_Task:_
Search the lines of the records for the word "icon", and copy every line that has it.

Records from a data collection:
+++
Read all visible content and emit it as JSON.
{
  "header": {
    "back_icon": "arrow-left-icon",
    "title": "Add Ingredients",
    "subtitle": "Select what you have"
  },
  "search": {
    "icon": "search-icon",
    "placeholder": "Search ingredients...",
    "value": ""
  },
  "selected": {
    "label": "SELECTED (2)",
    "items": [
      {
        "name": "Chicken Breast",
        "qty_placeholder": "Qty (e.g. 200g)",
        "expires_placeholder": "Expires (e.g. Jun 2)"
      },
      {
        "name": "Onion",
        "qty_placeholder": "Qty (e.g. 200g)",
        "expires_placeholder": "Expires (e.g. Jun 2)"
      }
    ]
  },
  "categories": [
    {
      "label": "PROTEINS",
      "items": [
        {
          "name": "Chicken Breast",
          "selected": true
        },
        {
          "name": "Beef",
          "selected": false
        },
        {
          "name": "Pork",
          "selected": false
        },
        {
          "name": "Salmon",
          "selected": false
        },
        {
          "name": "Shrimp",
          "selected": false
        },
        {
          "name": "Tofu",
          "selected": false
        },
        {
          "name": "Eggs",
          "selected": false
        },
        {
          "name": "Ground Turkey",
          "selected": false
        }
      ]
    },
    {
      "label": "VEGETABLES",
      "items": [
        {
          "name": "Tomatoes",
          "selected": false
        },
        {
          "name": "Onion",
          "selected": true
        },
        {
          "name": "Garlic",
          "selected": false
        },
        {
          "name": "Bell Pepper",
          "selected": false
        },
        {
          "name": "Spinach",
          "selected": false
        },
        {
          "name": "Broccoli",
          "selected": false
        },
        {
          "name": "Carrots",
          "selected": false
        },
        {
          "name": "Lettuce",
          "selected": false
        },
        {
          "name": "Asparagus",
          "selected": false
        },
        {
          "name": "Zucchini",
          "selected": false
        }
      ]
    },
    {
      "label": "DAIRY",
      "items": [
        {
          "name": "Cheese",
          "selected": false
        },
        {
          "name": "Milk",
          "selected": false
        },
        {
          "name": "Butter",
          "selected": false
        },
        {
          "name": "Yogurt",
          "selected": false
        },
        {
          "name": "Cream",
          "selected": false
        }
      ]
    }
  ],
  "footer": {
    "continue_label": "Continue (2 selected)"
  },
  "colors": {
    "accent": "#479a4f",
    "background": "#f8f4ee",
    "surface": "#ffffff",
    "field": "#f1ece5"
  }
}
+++
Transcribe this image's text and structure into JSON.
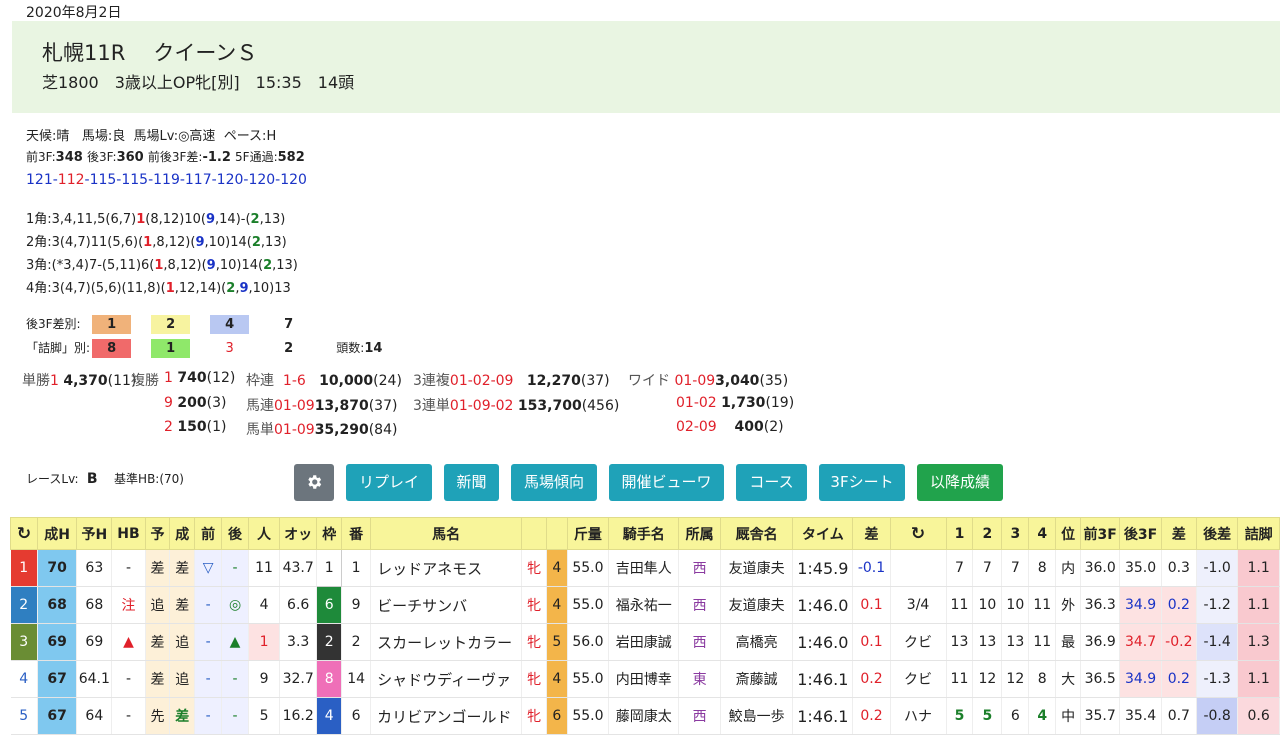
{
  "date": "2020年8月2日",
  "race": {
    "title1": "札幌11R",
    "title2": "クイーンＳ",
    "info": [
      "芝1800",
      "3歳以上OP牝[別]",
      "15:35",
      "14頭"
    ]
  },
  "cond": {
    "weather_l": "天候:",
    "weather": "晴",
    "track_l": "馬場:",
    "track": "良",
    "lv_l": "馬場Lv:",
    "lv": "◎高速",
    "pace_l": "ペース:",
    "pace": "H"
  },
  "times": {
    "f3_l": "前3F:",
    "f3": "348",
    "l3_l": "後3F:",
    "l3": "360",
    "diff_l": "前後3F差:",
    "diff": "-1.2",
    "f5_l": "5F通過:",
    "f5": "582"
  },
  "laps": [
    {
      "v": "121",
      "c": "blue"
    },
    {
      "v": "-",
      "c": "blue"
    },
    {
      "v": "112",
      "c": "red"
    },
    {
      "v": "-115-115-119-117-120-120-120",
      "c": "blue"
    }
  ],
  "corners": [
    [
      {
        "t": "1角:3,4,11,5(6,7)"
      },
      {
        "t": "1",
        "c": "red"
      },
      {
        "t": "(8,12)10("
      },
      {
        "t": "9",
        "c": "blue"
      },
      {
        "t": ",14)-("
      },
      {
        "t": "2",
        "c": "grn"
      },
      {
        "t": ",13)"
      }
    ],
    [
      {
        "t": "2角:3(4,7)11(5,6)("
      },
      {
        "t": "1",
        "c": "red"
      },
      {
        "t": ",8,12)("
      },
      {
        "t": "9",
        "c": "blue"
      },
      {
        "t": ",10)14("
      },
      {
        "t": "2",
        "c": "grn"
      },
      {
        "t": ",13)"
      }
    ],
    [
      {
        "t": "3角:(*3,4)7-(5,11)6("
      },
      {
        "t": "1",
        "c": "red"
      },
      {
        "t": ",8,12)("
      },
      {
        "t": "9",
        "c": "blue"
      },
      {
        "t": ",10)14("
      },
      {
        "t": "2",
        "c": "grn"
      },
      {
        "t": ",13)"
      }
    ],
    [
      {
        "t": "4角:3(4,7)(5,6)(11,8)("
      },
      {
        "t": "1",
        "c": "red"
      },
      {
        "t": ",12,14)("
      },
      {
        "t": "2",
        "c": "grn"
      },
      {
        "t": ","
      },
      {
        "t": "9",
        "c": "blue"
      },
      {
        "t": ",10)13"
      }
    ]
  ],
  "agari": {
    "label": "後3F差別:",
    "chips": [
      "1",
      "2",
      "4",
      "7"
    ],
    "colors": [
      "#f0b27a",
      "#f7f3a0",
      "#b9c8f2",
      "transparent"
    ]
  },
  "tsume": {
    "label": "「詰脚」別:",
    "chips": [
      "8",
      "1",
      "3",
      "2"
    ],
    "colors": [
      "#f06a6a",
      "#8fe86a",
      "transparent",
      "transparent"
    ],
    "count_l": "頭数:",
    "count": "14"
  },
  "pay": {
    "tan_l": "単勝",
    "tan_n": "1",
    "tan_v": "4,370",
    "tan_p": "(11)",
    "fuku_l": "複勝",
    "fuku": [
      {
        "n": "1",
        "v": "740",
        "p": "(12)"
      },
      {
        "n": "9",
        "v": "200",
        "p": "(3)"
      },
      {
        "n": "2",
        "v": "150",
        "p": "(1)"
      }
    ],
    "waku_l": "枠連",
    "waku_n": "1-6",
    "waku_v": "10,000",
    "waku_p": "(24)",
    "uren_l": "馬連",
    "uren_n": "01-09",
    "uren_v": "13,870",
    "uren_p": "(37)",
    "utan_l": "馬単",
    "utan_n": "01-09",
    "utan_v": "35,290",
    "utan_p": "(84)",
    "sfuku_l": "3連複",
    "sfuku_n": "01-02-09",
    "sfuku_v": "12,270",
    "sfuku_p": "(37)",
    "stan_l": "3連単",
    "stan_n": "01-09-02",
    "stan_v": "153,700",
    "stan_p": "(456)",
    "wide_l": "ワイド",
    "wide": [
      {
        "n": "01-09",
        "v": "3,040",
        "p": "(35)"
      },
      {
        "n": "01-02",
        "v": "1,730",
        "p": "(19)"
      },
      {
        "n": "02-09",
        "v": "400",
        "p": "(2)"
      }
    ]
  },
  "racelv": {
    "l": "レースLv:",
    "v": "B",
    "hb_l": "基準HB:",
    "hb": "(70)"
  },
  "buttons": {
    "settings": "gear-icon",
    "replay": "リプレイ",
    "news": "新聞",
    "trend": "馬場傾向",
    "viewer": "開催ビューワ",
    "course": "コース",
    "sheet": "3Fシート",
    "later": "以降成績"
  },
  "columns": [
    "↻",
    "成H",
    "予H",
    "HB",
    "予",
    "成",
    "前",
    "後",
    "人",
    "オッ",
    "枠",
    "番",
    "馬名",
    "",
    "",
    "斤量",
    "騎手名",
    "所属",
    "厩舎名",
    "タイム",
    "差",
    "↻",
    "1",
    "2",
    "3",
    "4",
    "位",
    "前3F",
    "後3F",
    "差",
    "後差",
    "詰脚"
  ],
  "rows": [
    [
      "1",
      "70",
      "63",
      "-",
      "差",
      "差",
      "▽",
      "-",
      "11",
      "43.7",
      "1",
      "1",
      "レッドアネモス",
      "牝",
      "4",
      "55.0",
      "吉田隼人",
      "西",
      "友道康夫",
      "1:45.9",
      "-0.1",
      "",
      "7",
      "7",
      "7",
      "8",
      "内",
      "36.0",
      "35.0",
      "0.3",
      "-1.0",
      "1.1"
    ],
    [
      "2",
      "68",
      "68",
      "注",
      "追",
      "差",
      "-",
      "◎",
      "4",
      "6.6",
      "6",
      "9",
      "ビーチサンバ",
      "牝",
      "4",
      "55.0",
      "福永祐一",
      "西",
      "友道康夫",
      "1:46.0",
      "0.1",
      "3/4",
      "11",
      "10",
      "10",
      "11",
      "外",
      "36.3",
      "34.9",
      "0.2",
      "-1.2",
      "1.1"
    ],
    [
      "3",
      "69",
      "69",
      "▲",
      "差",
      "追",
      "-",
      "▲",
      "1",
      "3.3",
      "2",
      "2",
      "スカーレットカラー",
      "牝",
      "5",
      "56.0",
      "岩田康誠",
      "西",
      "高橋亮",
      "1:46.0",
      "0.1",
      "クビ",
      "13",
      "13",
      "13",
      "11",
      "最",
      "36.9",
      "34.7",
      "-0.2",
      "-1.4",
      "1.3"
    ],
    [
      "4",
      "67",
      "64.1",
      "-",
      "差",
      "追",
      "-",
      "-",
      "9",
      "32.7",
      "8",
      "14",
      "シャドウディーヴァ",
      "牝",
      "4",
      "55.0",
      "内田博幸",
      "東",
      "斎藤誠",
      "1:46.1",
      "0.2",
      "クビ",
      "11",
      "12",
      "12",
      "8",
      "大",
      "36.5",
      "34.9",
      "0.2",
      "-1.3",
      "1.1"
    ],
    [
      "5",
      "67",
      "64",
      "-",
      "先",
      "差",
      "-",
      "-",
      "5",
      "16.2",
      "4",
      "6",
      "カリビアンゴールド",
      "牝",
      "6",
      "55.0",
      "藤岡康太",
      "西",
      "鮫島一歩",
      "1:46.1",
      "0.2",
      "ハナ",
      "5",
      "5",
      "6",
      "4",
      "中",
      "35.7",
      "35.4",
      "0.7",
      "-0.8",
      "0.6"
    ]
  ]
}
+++
_Reply:_
    "back_icon": "arrow-left-icon",
    "icon": "search-icon",
    "settings": "gear-icon",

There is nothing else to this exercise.